→ **REQUIREMENT**: A full, word-for-word copy of the listing below is needed; leave the images out of it.

→ **RECORDS PROVIDED**:
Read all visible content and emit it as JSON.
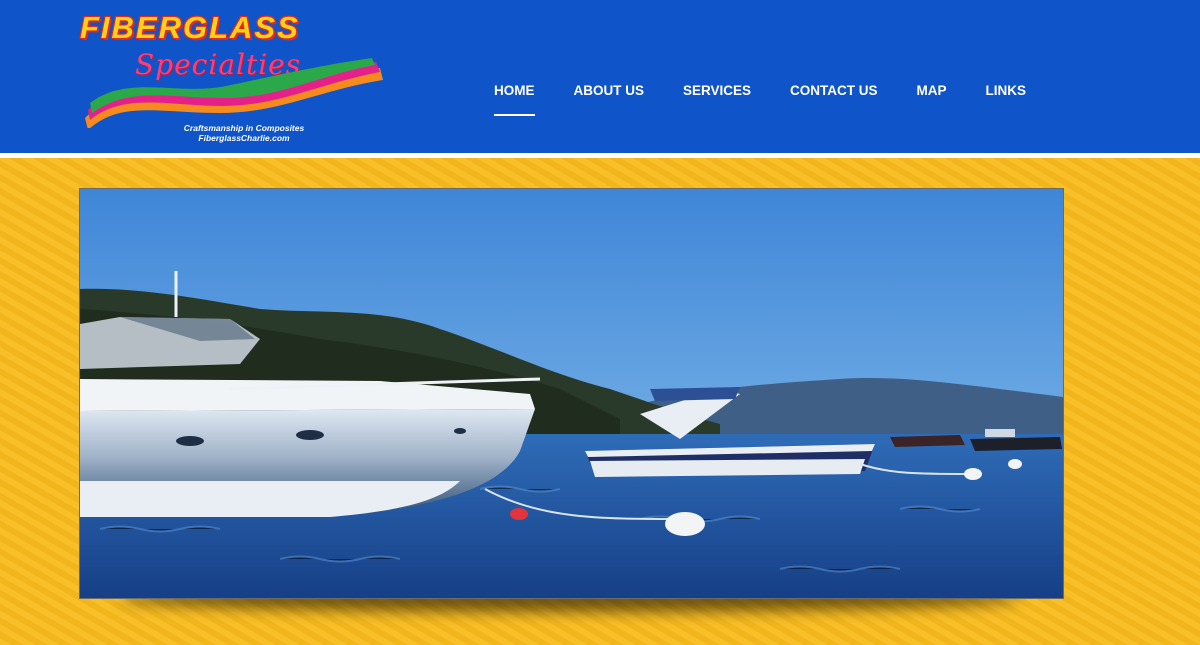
{
  "logo": {
    "name": "FIBERGLASS",
    "script": "Specialties",
    "tagline": "Craftsmanship in Composites",
    "website": "FiberglassCharlie.com"
  },
  "nav": {
    "items": [
      {
        "label": "HOME",
        "active": true
      },
      {
        "label": "ABOUT US",
        "active": false
      },
      {
        "label": "SERVICES",
        "active": false
      },
      {
        "label": "CONTACT US",
        "active": false
      },
      {
        "label": "MAP",
        "active": false
      },
      {
        "label": "LINKS",
        "active": false
      }
    ]
  },
  "hero": {
    "image": "boats-on-lake-photo"
  },
  "colors": {
    "header_bg": "#0f55c9",
    "page_bg": "#f9bc1d",
    "nav_text": "#ffffff"
  }
}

→ **TASK OUTPUT**:
Read all visible content and emit it as JSON.
{
  "logo": {
    "name": "FIBERGLASS",
    "script": "Specialties",
    "tagline": "Craftsmanship in Composites",
    "website": "FiberglassCharlie.com"
  },
  "nav": {
    "items": [
      {
        "label": "HOME",
        "active": true
      },
      {
        "label": "ABOUT US",
        "active": false
      },
      {
        "label": "SERVICES",
        "active": false
      },
      {
        "label": "CONTACT US",
        "active": false
      },
      {
        "label": "MAP",
        "active": false
      },
      {
        "label": "LINKS",
        "active": false
      }
    ]
  },
  "hero": {
    "image": "boats-on-lake-photo"
  },
  "colors": {
    "header_bg": "#0f55c9",
    "page_bg": "#f9bc1d",
    "nav_text": "#ffffff"
  }
}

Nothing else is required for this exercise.